Tips for Transferring Colleges
At International College Counselors, we know how important it is for students to like—and be a good fit for—the school they attend. No matter where students find themselves in their college journeys, our advisors are here to help navigate the search and application process to ensure students end up at an institution where they can truly thrive. Nearly a quarter of American college students who start at one four-year institution will transfer to a different one to finish their degree. So, if you’re thinking of transferring colleges, you’re far from alone.

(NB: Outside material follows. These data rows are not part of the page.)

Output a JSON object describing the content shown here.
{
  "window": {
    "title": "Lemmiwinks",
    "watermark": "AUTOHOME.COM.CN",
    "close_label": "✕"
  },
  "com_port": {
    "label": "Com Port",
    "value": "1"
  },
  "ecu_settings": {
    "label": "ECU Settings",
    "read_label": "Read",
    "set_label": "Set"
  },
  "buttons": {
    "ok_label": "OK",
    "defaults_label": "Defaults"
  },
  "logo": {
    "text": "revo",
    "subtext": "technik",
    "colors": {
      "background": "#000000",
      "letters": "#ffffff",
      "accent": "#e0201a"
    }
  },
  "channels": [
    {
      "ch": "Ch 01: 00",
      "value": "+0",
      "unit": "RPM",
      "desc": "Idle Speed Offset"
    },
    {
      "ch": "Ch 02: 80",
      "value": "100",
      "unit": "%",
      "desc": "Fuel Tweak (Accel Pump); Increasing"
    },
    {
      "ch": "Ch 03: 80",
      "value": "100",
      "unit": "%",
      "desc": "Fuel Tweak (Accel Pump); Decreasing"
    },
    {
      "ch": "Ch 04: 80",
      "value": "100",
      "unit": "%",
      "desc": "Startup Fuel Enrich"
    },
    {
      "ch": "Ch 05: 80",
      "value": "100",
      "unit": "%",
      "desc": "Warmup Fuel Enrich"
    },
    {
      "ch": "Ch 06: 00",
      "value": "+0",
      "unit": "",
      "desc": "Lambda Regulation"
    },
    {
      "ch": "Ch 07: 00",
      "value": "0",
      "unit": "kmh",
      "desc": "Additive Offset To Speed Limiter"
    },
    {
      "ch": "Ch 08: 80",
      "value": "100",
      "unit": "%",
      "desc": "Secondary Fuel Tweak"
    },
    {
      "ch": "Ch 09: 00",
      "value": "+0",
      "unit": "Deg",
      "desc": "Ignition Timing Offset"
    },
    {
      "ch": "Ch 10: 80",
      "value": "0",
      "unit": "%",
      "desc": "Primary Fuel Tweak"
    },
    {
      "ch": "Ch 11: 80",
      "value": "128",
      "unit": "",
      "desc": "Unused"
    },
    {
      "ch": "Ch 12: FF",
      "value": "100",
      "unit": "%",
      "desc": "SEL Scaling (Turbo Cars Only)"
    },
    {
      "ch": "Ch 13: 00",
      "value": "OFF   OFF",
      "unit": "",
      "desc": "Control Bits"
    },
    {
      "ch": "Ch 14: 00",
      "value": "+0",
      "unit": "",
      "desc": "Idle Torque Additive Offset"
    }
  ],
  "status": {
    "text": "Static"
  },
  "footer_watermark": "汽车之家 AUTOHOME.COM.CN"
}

One of our advisors, Jon Megerian, sat on the transfer committee at Brandeis University, where he evaluated and rendered admissions decisions. With his firm grounding in the process and the evaluative criteria, so far this year the transfer students he has worked with have received offers from Boston University, Brown University, the Dyson School of Business at Cornell, Emory University, Northwestern University, Tufts University, Vassar, Vanderbilt University, Wesleyan University, and The College of William and Mary.
Here, he shares advice for students considering a college transfer.
Be strategic about when you apply.
The greater the proximity to high school, the more weight colleges will place on your high school grades and curriculum. So, if your high school grades and courses are strong, you might have good results applying to transfer in the spring of your freshman year. If your grades and classes are not as strong, consider waiting until your sophomore year to put some distance between you and your old transcript.
College grades and classes matter.
The best transfer applicants do very well in their current academic environment and take challenging classes relevant to their intended major. Prioritize your academic performance, especially if you are attempting to transfer to a more competitive college. Demonstrating you can thrive in challenging environments that demand independence and motivation is vital.
Extracurriculars matter less when transferring colleges, but they still matter.
Colleges place less weight on extracurricular activities in the transfer process, but they still play a role. If you’re planning to transfer, attempt to involve yourself in interesting passion projects, community service, or research relevant to your major. Indeed, demonstrating a robust engagement with an intended field of academic concentration is a more important criterion in transfer admissions than in first year admissions.
The applications are challenging, so start early.
Transfer applications are much longer than first year applications. Many schools use the Common App for transfers, but it’s important to note that the application is and appears completely different from the first-year application. These applications require a lot of writing and bureaucratic work. For example, the character limit for the extracurricular section is significantly longer and there are various forms, reports, and transcripts that you need to coordinate with third parties. Each school may also have long supplemental applications that require unique, lengthy pieces of writing. Additionally, a considerable number of schools that use the Common App for first-year admissions do not use them in transfers admissions. Columbia, for example, requires transfer students to use the Coalition App, and Wake Forest requires you to use their own application.
Writing good essays is essential.
Transfer essays vary from school to school but typically cluster around a core group of questions. They will often want to know why you are dissatisfied with your present academic experience, why you think transferring in generalwill rectify these problems, and why their school in particularwill allow you to thrive. The latter requires detailed research into each school, while the former two require students to identify educational goals that seem sophisticated and mature.
Build a robust list.
Transfer admission exists to fill what colleges call “melt”: spaces that open up in their undergraduate roster due to dropping out, transferring, switching sub-colleges, studying abroad, under-enrollment, or new financial and/or demographic prerogatives. Selectivity is less easy to predict than it is in regular admissions, so applying widely is critical to maximizing your options. That said, it’s possible to identify some schools as, broadly speaking, “transfer friendly” or “transfer averse.” ICC’s transfer specialists draw on collections of data and statistics to identify good fits and build smart lists.